(Element data from apps and pages)
────────
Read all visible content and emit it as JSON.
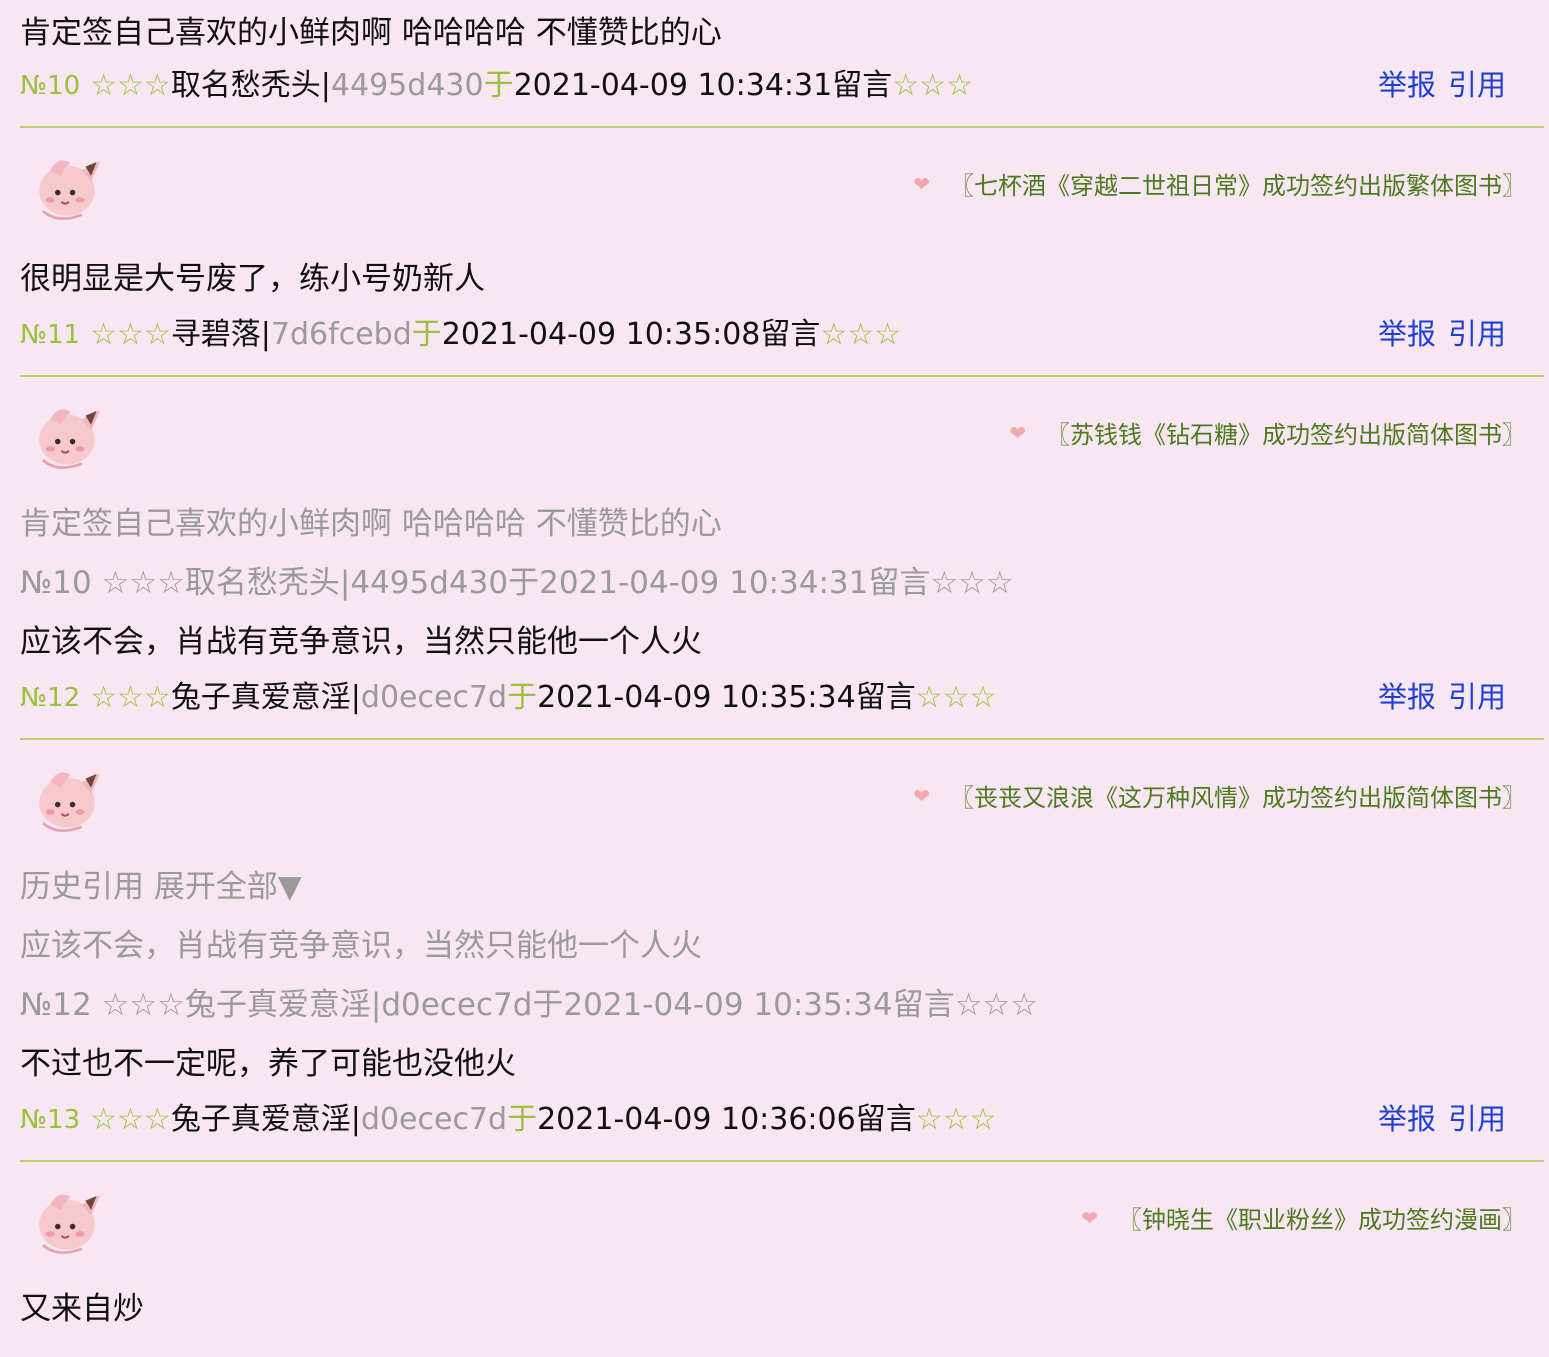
{
  "colors": {
    "background": "#f9e6f3",
    "accent_green": "#9ac13a",
    "link_blue": "#1e3fd6",
    "divider": "#b9cf6a",
    "sign_text": "#4c7a1d"
  },
  "actions": {
    "report": "举报",
    "quote": "引用"
  },
  "top": {
    "text": "肯定签自己喜欢的小鲜肉啊 哈哈哈哈 不懂赞比的心",
    "meta": {
      "no": "№10",
      "stars_l": "☆☆☆",
      "name": "取名愁秃头|",
      "id": "4495d430",
      "yu": "于",
      "time": "2021-04-09 10:34:31留言",
      "stars_r": "☆☆☆"
    }
  },
  "posts": [
    {
      "sign": "〖七杯酒《穿越二世祖日常》成功签约出版繁体图书〗",
      "text": "很明显是大号废了，练小号奶新人",
      "meta": {
        "no": "№11",
        "stars_l": "☆☆☆",
        "name": "寻碧落|",
        "id": "7d6fcebd",
        "yu": "于",
        "time": "2021-04-09 10:35:08留言",
        "stars_r": "☆☆☆"
      }
    },
    {
      "sign": "〖苏钱钱《钻石糖》成功签约出版简体图书〗",
      "quote": {
        "text": "肯定签自己喜欢的小鲜肉啊 哈哈哈哈 不懂赞比的心",
        "meta": "№10 ☆☆☆取名愁秃头|4495d430于2021-04-09 10:34:31留言☆☆☆"
      },
      "text": "应该不会，肖战有竞争意识，当然只能他一个人火",
      "meta": {
        "no": "№12",
        "stars_l": "☆☆☆",
        "name": "兔子真爱意淫|",
        "id": "d0ecec7d",
        "yu": "于",
        "time": "2021-04-09 10:35:34留言",
        "stars_r": "☆☆☆"
      }
    },
    {
      "sign": "〖丧丧又浪浪《这万种风情》成功签约出版简体图书〗",
      "history": "历史引用 展开全部▼",
      "quote": {
        "text": "应该不会，肖战有竞争意识，当然只能他一个人火",
        "meta": "№12 ☆☆☆兔子真爱意淫|d0ecec7d于2021-04-09 10:35:34留言☆☆☆"
      },
      "text": "不过也不一定呢，养了可能也没他火",
      "meta": {
        "no": "№13",
        "stars_l": "☆☆☆",
        "name": "兔子真爱意淫|",
        "id": "d0ecec7d",
        "yu": "于",
        "time": "2021-04-09 10:36:06留言",
        "stars_r": "☆☆☆"
      }
    },
    {
      "sign": "〖钟晓生《职业粉丝》成功签约漫画〗",
      "text": "又来自炒"
    }
  ]
}
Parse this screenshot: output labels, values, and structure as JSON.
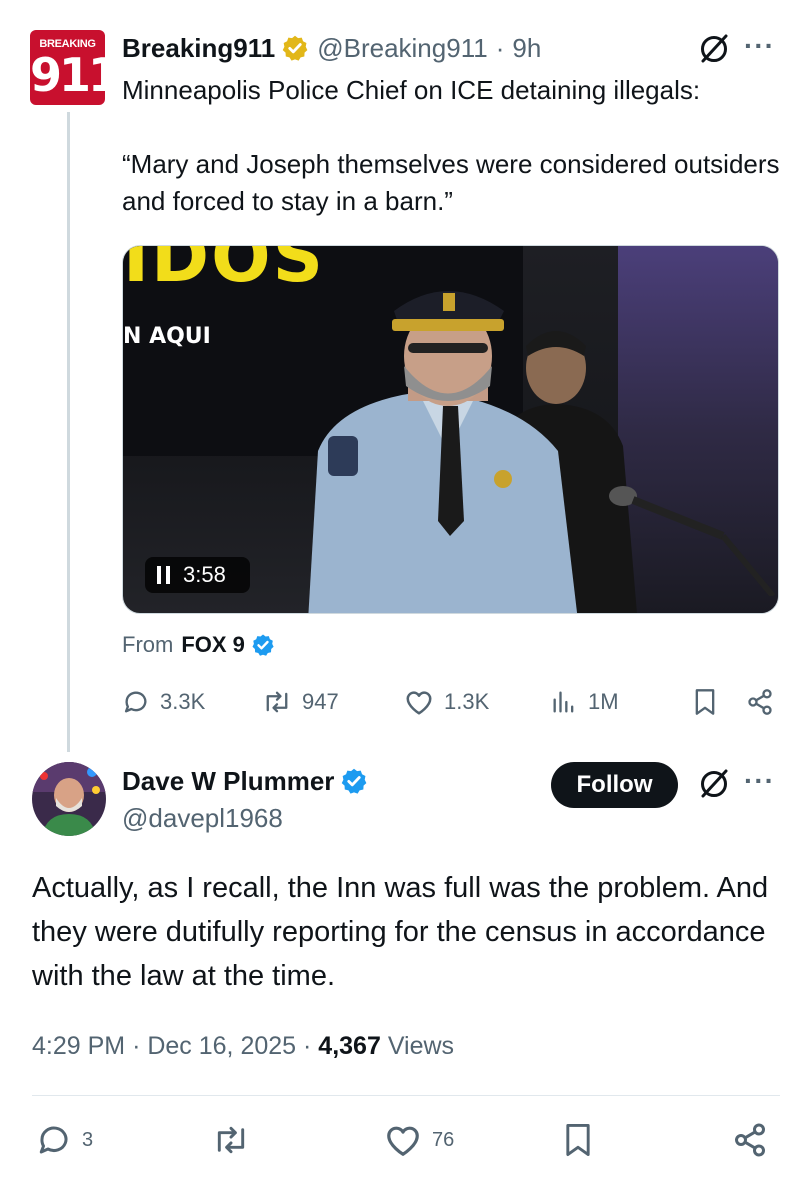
{
  "parent": {
    "avatar": {
      "top_text": "BREAKING",
      "number": "911"
    },
    "name": "Breaking911",
    "handle": "@Breaking911",
    "separator": "·",
    "time": "9h",
    "text_line1": "Minneapolis Police Chief on ICE detaining illegals:",
    "text_quote": "“Mary and Joseph themselves were considered outsiders and forced to stay in a barn.”",
    "media": {
      "sign_big": "IDOS",
      "sign_small": "N AQUI",
      "duration": "3:58"
    },
    "source_prefix": "From",
    "source_name": "FOX 9",
    "stats": {
      "replies": "3.3K",
      "reposts": "947",
      "likes": "1.3K",
      "views": "1M"
    },
    "more_label": "···"
  },
  "reply": {
    "name": "Dave W Plummer",
    "handle": "@davepl1968",
    "follow_label": "Follow",
    "more_label": "···",
    "text": "Actually, as I recall, the Inn was full was the problem.  And they were dutifully reporting for the census in accordance with the law at the time.",
    "time": "4:29 PM",
    "separator": "·",
    "date": "Dec 16, 2025",
    "views_count": "4,367",
    "views_label": "Views",
    "stats": {
      "replies": "3",
      "likes": "76"
    }
  },
  "colors": {
    "text": "#0f1419",
    "muted": "#536471",
    "verified_blue": "#1d9bf0",
    "verified_gold": "#e2b719",
    "brand_red": "#c8102e"
  },
  "icons": [
    "gold-verified-icon",
    "grok-icon",
    "more-icon",
    "pause-icon",
    "blue-verified-icon",
    "reply-icon",
    "repost-icon",
    "like-icon",
    "views-icon",
    "bookmark-icon",
    "share-icon"
  ]
}
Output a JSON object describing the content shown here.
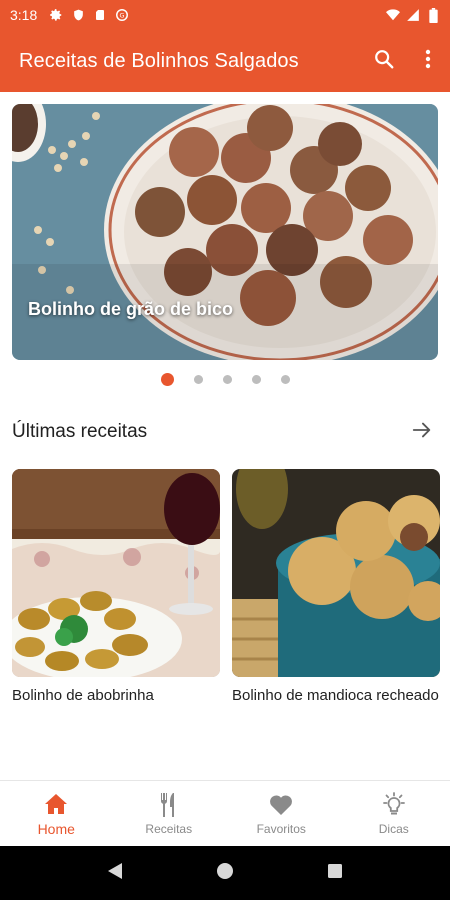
{
  "status_bar": {
    "time": "3:18",
    "left_icons": [
      "gear-icon",
      "shield-icon",
      "sd-card-icon",
      "sync-icon"
    ],
    "right_icons": [
      "wifi-icon",
      "signal-icon",
      "battery-icon"
    ]
  },
  "app_bar": {
    "title": "Receitas de Bolinhos Salgados",
    "actions": [
      "search-icon",
      "more-vert-icon"
    ]
  },
  "carousel": {
    "caption": "Bolinho de grão de bico",
    "page_count": 5,
    "active_index": 0
  },
  "latest": {
    "title": "Últimas receitas",
    "cards": [
      {
        "title": "Bolinho de abobrinha"
      },
      {
        "title": "Bolinho de mandioca recheado"
      }
    ]
  },
  "bottom_nav": {
    "items": [
      {
        "label": "Home",
        "icon": "home-icon",
        "active": true
      },
      {
        "label": "Receitas",
        "icon": "utensils-icon",
        "active": false
      },
      {
        "label": "Favoritos",
        "icon": "heart-icon",
        "active": false
      },
      {
        "label": "Dicas",
        "icon": "lightbulb-icon",
        "active": false
      }
    ]
  },
  "colors": {
    "primary": "#e8562e",
    "inactive": "#8a8a8a",
    "text": "#212121"
  }
}
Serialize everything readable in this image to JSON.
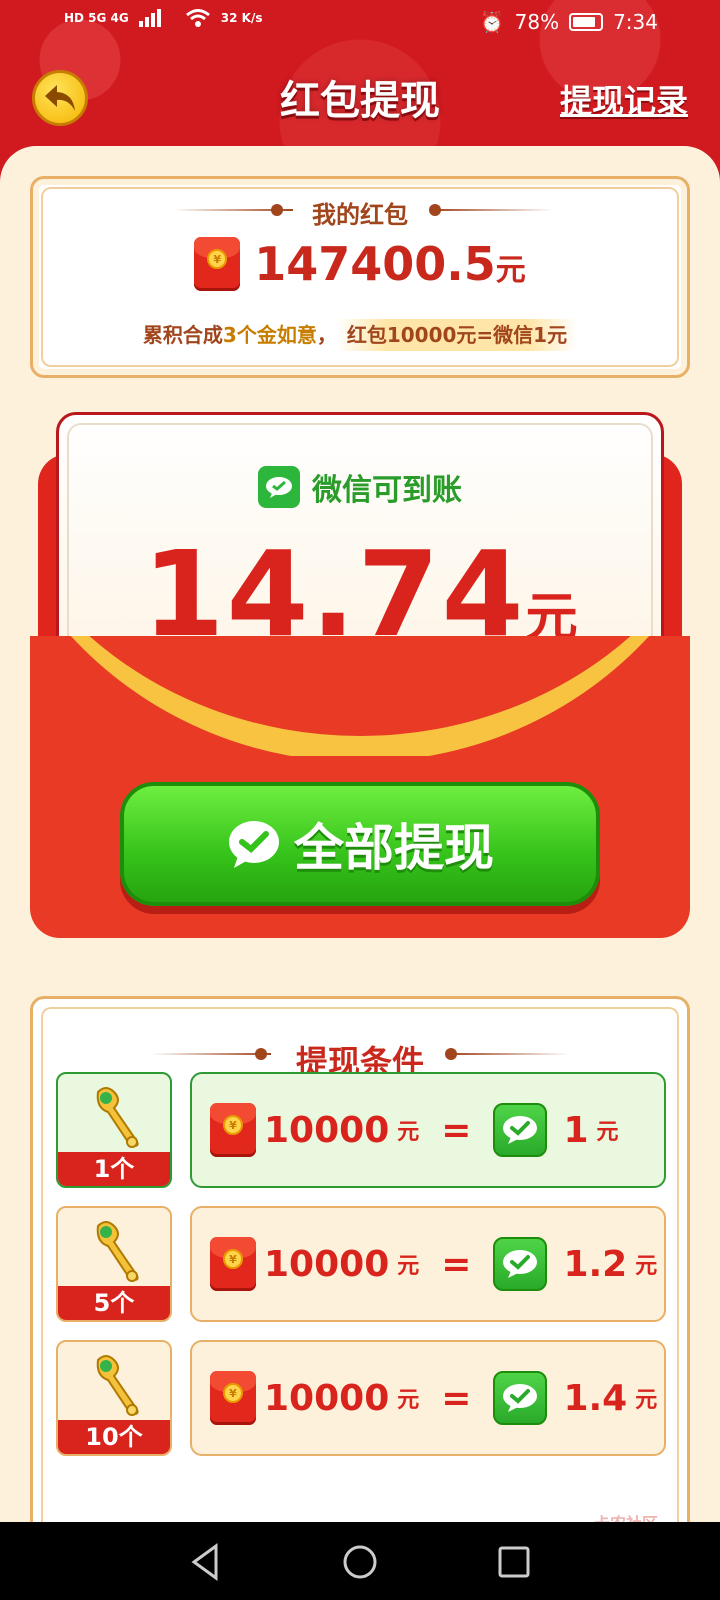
{
  "status_bar": {
    "network_left": "HD 5G 4G",
    "speed": "32 K/s",
    "battery": "78%",
    "time": "7:34"
  },
  "header": {
    "title": "红包提现",
    "records_label": "提现记录",
    "back_icon": "back-arrow-icon"
  },
  "my_packet": {
    "heading": "我的红包",
    "amount": "147400.5",
    "unit": "元",
    "rule_prefix": "累积合成",
    "rule_gold": "3个金如意",
    "rule_sep": "，",
    "rule_rate": "红包10000元=微信1元"
  },
  "envelope": {
    "wechat_label": "微信可到账",
    "amount": "14.74",
    "unit": "元",
    "button_label": "全部提现"
  },
  "conditions": {
    "heading": "提现条件",
    "rows": [
      {
        "count": "1个",
        "packet_value": "10000",
        "packet_unit": "元",
        "eq": "=",
        "wx_value": "1",
        "wx_unit": "元",
        "active": true
      },
      {
        "count": "5个",
        "packet_value": "10000",
        "packet_unit": "元",
        "eq": "=",
        "wx_value": "1.2",
        "wx_unit": "元",
        "active": false
      },
      {
        "count": "10个",
        "packet_value": "10000",
        "packet_unit": "元",
        "eq": "=",
        "wx_value": "1.4",
        "wx_unit": "元",
        "active": false
      }
    ]
  },
  "colors": {
    "brand_red": "#d01a1f",
    "cream": "#fdf1dc",
    "wechat_green": "#2db63c"
  }
}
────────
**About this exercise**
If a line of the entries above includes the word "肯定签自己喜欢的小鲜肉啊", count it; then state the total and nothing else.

**Your solution**
2